For scalp acupuncture, treatment commenced with patients in a supine position. A 0.25 mm × 40 mm disposable acupuncture needle was inserted transverse-obliquely into each acupoint, to a standard depth. Each needle was manipulated with the twirling method for three minutes. Once manual acupuncture achieved the arrival of deqi, electroacupuncture stimulation was added to the acupoints using a dense wave. The intensity level was set to patient tolerance levels. A 30 minute needle retention time was observed.

For body style acupuncture, needles were rapidly inserted perpendicularly and were manipulated with mild reinforcing and reducing (Ping Bu Ping Xie) manipulation methods. After achieving a deqi sensation, the needles were retained for 30 minutes. An acupuncture treatment was applied every two days. Each treatment course consisted of 10 acupuncture sessions, followed by a 7 day break before the next course of treatments. All patients received four treatment courses in total.

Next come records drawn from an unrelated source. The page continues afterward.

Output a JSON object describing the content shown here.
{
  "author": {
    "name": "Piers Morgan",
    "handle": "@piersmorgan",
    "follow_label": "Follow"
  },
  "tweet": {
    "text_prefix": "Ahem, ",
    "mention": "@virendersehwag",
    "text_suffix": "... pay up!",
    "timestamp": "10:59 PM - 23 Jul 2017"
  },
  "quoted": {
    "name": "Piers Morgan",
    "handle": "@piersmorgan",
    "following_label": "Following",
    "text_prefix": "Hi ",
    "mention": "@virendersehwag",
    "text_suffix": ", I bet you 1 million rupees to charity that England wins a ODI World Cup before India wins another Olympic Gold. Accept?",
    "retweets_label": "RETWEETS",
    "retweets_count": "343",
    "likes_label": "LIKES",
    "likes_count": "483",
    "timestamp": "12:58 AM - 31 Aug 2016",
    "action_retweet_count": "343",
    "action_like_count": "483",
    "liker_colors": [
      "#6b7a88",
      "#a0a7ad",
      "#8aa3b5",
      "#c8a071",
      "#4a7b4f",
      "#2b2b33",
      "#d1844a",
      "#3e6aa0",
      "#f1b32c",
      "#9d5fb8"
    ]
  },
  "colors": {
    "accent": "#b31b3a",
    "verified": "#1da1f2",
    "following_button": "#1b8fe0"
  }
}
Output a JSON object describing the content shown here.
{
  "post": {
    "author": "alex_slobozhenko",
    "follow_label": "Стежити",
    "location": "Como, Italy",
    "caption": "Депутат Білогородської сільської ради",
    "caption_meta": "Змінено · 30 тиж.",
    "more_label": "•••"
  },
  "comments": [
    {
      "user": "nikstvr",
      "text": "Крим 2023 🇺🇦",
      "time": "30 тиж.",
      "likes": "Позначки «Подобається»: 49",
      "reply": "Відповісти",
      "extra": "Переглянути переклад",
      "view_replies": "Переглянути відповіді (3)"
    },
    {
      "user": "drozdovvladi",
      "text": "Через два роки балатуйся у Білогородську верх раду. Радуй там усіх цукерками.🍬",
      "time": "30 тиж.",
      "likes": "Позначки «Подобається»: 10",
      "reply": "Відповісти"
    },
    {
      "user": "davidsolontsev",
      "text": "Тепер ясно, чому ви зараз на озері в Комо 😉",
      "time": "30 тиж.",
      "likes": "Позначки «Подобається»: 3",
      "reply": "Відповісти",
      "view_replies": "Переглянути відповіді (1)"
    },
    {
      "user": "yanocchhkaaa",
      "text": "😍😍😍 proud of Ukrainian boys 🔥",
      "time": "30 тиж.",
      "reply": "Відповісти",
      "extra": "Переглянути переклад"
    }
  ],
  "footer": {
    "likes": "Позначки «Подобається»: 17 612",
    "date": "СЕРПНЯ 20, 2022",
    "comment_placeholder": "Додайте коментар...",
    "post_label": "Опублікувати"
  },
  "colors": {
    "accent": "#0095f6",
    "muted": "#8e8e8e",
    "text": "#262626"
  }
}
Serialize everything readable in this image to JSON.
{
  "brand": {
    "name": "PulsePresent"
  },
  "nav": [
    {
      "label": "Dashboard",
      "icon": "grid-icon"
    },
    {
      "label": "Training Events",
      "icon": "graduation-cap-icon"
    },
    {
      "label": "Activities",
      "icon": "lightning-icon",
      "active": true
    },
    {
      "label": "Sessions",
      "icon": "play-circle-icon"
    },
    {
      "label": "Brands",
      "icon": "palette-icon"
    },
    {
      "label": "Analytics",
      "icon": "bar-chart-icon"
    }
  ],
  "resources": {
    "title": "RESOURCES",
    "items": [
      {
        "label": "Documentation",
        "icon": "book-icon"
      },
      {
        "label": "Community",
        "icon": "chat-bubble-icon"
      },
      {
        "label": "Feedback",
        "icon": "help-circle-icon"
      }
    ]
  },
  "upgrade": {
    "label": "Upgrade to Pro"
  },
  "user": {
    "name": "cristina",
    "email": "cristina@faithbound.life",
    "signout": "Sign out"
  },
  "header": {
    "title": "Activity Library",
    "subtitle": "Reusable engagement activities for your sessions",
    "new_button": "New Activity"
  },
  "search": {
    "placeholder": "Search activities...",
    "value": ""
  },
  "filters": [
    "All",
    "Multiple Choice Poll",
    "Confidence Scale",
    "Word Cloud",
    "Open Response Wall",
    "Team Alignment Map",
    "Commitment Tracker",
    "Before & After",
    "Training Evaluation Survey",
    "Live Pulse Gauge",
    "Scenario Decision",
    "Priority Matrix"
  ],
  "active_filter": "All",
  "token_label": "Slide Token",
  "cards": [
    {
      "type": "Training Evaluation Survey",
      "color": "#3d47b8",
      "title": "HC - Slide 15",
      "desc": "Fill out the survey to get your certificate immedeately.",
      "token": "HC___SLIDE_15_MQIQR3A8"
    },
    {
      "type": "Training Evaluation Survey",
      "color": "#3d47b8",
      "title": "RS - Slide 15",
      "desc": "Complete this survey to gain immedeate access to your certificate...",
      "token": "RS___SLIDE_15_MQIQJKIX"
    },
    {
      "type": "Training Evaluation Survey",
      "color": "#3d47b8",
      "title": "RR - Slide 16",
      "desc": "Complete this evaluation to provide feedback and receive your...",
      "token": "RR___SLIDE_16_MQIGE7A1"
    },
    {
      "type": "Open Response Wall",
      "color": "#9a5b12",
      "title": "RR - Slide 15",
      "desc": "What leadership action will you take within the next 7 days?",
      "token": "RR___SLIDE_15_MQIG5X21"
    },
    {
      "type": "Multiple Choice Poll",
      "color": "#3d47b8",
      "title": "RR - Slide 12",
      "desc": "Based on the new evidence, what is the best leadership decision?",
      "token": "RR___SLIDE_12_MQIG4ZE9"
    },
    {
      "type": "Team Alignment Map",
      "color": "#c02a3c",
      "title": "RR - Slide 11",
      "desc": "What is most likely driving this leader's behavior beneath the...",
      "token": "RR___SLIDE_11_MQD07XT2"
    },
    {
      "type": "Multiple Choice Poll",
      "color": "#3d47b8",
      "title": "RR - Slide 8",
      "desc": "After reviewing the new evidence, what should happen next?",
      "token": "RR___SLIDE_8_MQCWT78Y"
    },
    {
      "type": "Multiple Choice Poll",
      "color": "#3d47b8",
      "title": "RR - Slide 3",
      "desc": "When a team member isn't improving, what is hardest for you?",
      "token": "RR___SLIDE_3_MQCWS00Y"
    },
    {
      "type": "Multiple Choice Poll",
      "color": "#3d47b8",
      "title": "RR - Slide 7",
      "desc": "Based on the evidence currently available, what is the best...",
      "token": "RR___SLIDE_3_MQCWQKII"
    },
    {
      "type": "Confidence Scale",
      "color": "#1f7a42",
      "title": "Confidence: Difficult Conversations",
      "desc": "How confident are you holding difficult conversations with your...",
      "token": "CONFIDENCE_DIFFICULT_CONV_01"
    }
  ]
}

Results

The results indicate that acupuncture combined with levodopa-benserazide into an integrated treatment protocol is more effective than levodopa-benserazide as a standalone therapy. Based on the data, Yang et al. conclude that acupuncture is safe and effective for the treatment of Parkinson’s disease.

The Zhejiang University of Traditional Chinese Medicine clinical trial confirms additional research. University of Arizona surgery and neurology department doctors find acupuncture effective for the treatment of balance and gait disorders in Parkinson’s disease patients. Acupuncture produced significant clinical improvements in balance, gait speed, and stride length for Parkinson’s disease patients. The results of the sham controlled trial were published in Neurology, the journal of the American Academy of Neurology.

Each acupuncture session was 30 minutes in length. Patients received one acupuncture treatment per week for a total of three weeks. Patients receiving true acupuncture had a 31% improvement in balance, 10% improvement in gait speed, and 5% increase in stride length. Patients in the sham acupuncture control group did not demonstrate any improvements. The University of Arizona research team notes, “EA [electroacupuncture] is an effective therapy in improving certain aspects of balance and gait disorders in PD [Parkinson’s disease].” [7]

Notes

[1] Yang DH, Shi Y, Jia YM. Influence of acupuncture plus drug in the amelioration of symptoms and blood antioxidant system of patients with Parkinson’s disease. Chinese Journal of Clinical Rehabilitation, 2006 (19) :14 -16
[2] Dias V1, Junn E, Mouradian MM. The role of oxidative stress in Parkinson’s disease [J]. J Parkinsons Dis. 2013;3(4):461-91.
[3] I.H. Sturkenboom, M.J. Graff, G.F. Borm, et al., Effectiveness of occupational therapy in Parkinson’s disease: study protocol for a randomized controlled trial, Trials 14 (2013) 34.
[4] W. Poewe, K. Seppi, C.M. Tanner, et al., Parkinson disease, Nat. Rev. Dis. Prim. 3 (2017) 17013.
[5] Dias V1, Junn E, Mouradian MM. The role of oxidative stress in Parkinson’s disease [J]. J Parkinsons Dis. 2013;3(4):461-91.
[6] Yang DH, Shi Y, Jia YM. Influence of acupuncture plus drug in the amelioration of symptoms and blood antioxidant system of patients with Parkinson’s disease. Chinese Journal of Clinical Rehabilitation, 2006 (19) :14 -16.
[7] Lei, Hong, Nima Toosizadeh, Michael Schwenk, Scott Sherman, Stephen Karp, Saman Parvaneh, Esther Esternberg, and Bijan Najafi. “Objective Assessment of Electro-acupuncture Benefit for Improving Balance and Gait in Patients with Parkinson’s Disease (P3. 074).” Neurology 82, no. 10 Supplement (2014): P3-074.